Likewise, another Public Affairs office wrote “Be careful what you post; it could hurt your career,” apparently trying to caution members of the military in what they might say on social media:

There are now strict policies in place to regulate social media and whatever is posted online can land service members in deep trouble…

This sentence is the perfect lead-in to a citation of these “strict policies” that are “now…in place.”  Unfortunately, the article never cites any policies — probably because, as noted here a few times, there aren’t any ‘strict policies,’ though some services have social media “guidelines.”  The article does, however, give a few vague, unclear examples of violating…something:

An example occurred last year when a staff sergeant assigned to the 62nd Aircraft Maintenance Squadron received an Article 15, got a stripe taken away, had to pay $500, and received a reprimand for posting inappropriate comments on Facebook.

Sure, posting “inappropriate comments” is probably a bad thing — but anybody who’s been on Facebook knows the definition of “inappropriate” is quite subjective — and the article provides no specifics or official guidance from which to learn, since no military regulation specifically governs Facebook.  That turns the example into gossip, not education.

Another example that appeared on national media was Marine sergeant who affiliated himself with the tea-party and criticized President Barack Obama on his private Facebook page. His security clearance was suspended and he now faces an other-than-honorable discharge.

That’s interesting, because the Marines already pulled their own PSA referencing this issue because the incident in question is still under appeal — meaning drawing conclusions from it is premature.

Finally, the article’s coup de grace [emphasis added]:

It’s important to remember that we all raised our right hand and recited an oath, where we said we will obey the orders of the President of the United States and the orders of the officers appointed over us. Therefore, there are certain comments we shouldn’t announce publicly.

There are also limitations when it comes to political, religious and ideological views.

First, that’s the enlisted oath.  Officers do not swear/affirm anything to the President — only the Constitution.  Second, just like “inappropriate comments,” “certain comments” is insufficiently specific to be actionable — meaning the article is little more than water cooler talk.

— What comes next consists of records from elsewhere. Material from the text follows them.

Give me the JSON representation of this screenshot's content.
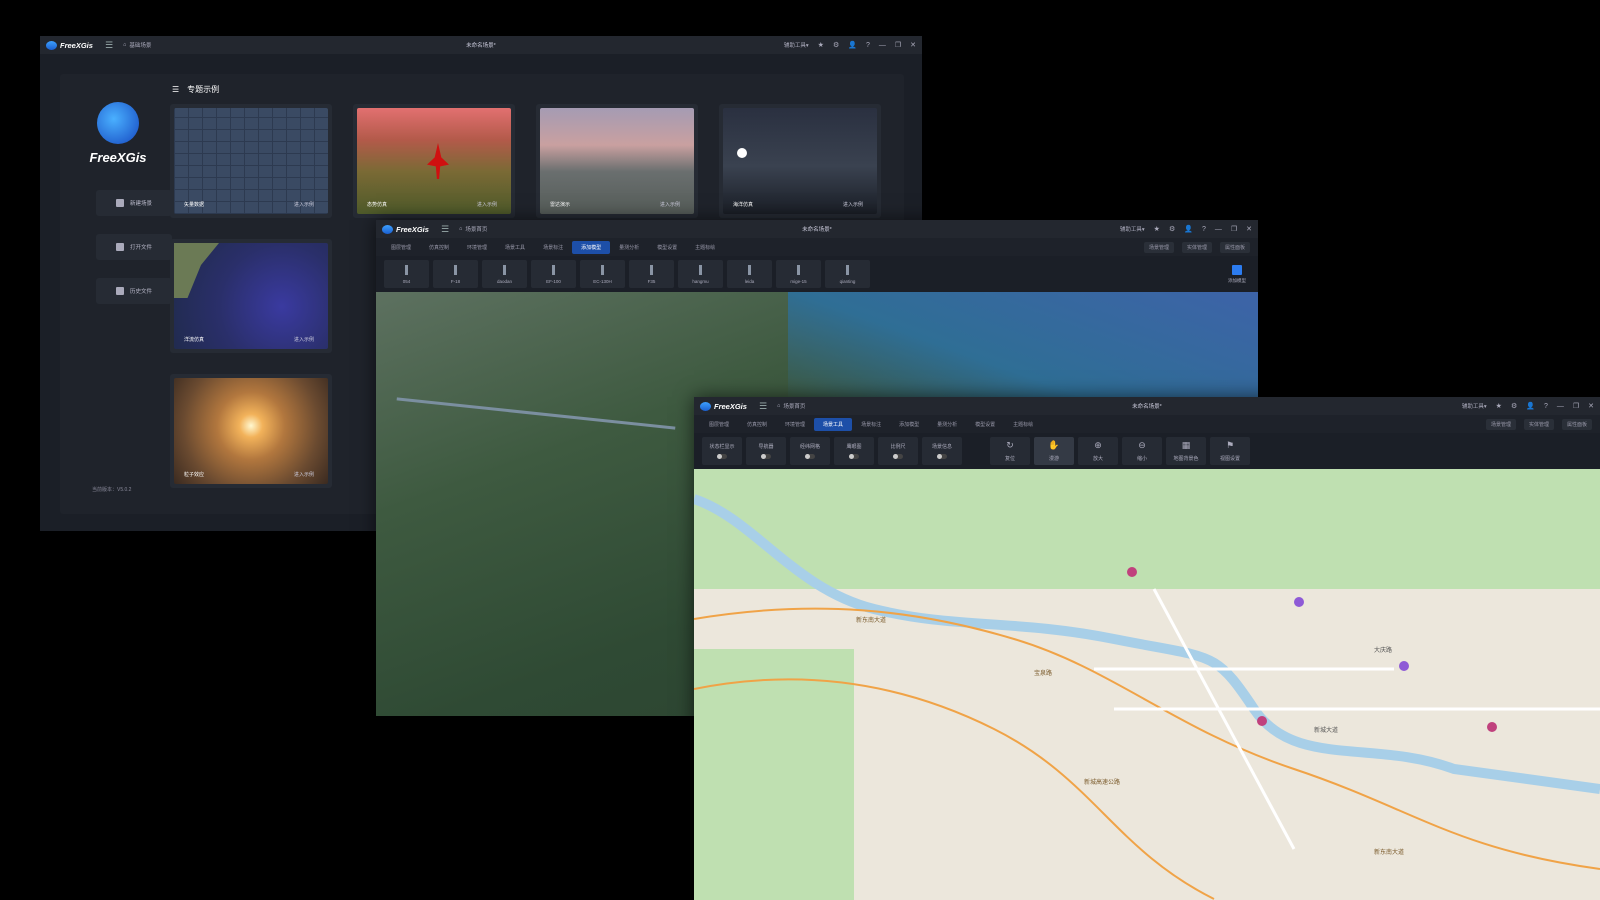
{
  "app": {
    "name": "FreeXGis",
    "unsaved": "未命名场景*",
    "func_tools": "辅助工具▾"
  },
  "win1": {
    "home_label": "基础场景",
    "section_title": "专题示例",
    "sidebar": [
      "新建场景",
      "打开文件",
      "历史文件"
    ],
    "version": "当前版本：V5.0.2",
    "enter": "进入示例",
    "cards": [
      {
        "label": "矢量数据"
      },
      {
        "label": "态势仿真"
      },
      {
        "label": "雷达演示"
      },
      {
        "label": "海洋仿真"
      },
      {
        "label": "洋流仿真"
      },
      {
        "label": "粒子效应"
      }
    ]
  },
  "win2": {
    "home_label": "场景首页",
    "tabs": [
      "图层管理",
      "仿真控制",
      "环境管理",
      "场景工具",
      "场景标注",
      "添加模型",
      "量测分析",
      "模型设置",
      "主题标绘"
    ],
    "active_tab": "添加模型",
    "right_btns": [
      "场景管理",
      "实体管理",
      "属性面板"
    ],
    "models": [
      "054",
      "F-18",
      "daodan",
      "EF-100",
      "EC-130H",
      "F35",
      "hangmu",
      "leida",
      "mige-15",
      "qianting"
    ],
    "side_label": "添加模型"
  },
  "win3": {
    "home_label": "场景首页",
    "tabs": [
      "图层管理",
      "仿真控制",
      "环境管理",
      "场景工具",
      "场景标注",
      "添加模型",
      "量测分析",
      "模型设置",
      "主题标绘"
    ],
    "active_tab": "场景工具",
    "right_btns": [
      "场景管理",
      "实体管理",
      "属性面板"
    ],
    "toggles": [
      "状态栏显示",
      "导航器",
      "经纬网格",
      "鹰眼图",
      "比例尺",
      "场景信息"
    ],
    "tools": [
      "复位",
      "漫游",
      "放大",
      "缩小",
      "地图背景色",
      "视图设置"
    ],
    "roads": [
      "新东南大道",
      "大庆路",
      "宝泉路",
      "新城大道",
      "新城高速公路",
      "新东南大道"
    ]
  }
}
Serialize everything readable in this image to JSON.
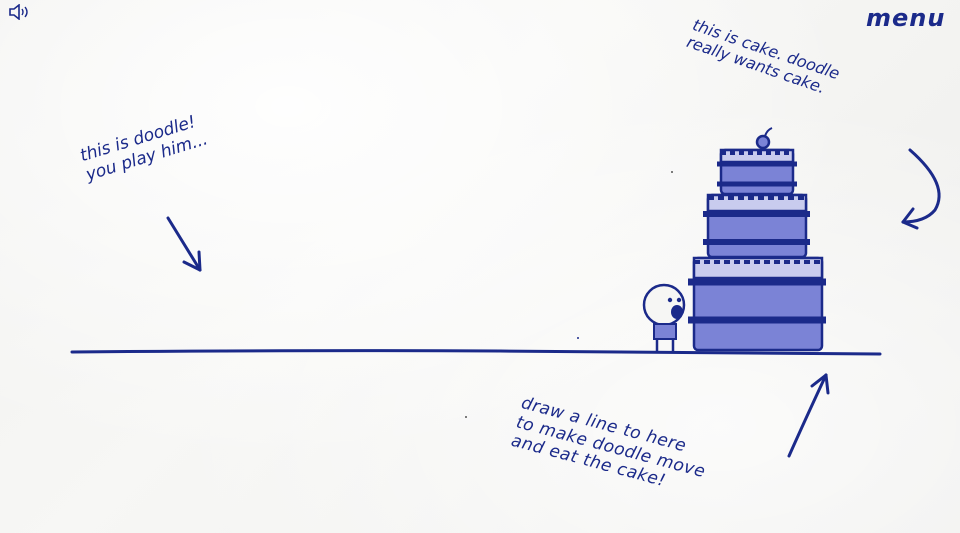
{
  "menu": {
    "label": "menu"
  },
  "sound": {
    "icon": "speaker-icon"
  },
  "notes": {
    "doodle_intro": "this is doodle!\nyou play him...",
    "cake_intro": "this is cake. doodle\nreally wants cake.",
    "instruction": "draw a line to here\nto make doodle move\nand eat the cake!"
  },
  "colors": {
    "ink": "#1b2a8a",
    "cake_fill": "#7b83d6",
    "paper": "#f4f4f2"
  }
}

Third, despite the broad assertion, the article never explains what “limitations” there are on “religious and ideological views” in the US military.  Like the prior article, that’s because there may be some “limitations,” but they are extremely situation dependent.  That’s why, apart from policies on hate groups, there are no specific military regulations that address “limitations” on “religious and ideological views.”  It is irresponsible to leave military members with the impression they are limited in their religious views as clearly as they are, for example, their political activities — about which there are dedicated military regulations.

Some of these topics are very vague or confusing to military members — as evidenced by those who have been “caught up” in them, potentially unwittingly. Even congressmen and the US Marines have called for military regulations to be updated to “catch up” to the social media age.  (That update will likely be difficult — who wants to be the one who writes the chapter on what is, or is not, punishable by military members on Facebook?)  Well-intentioned but ill-informed official military articles — which have apparently not been reviewed by line commanders or JAGs — don’t alleviate that confusion, they add to it.  This includes misleading civilians to think troops are “limited” in their “religious views,” for example.  If there’s any doubt as to the confusion some of these articles sow, read the comments submitted on the official site.

Of course, leadership by internet commentary probably isn’t an approved command tool anyway.  It would just be helpful if there was a stronger filter on articles that appear to be statements of official policy — when, upon closer examination, they clearly cannot be.

Update: Based on new information, some conclusions in this article have been updated here.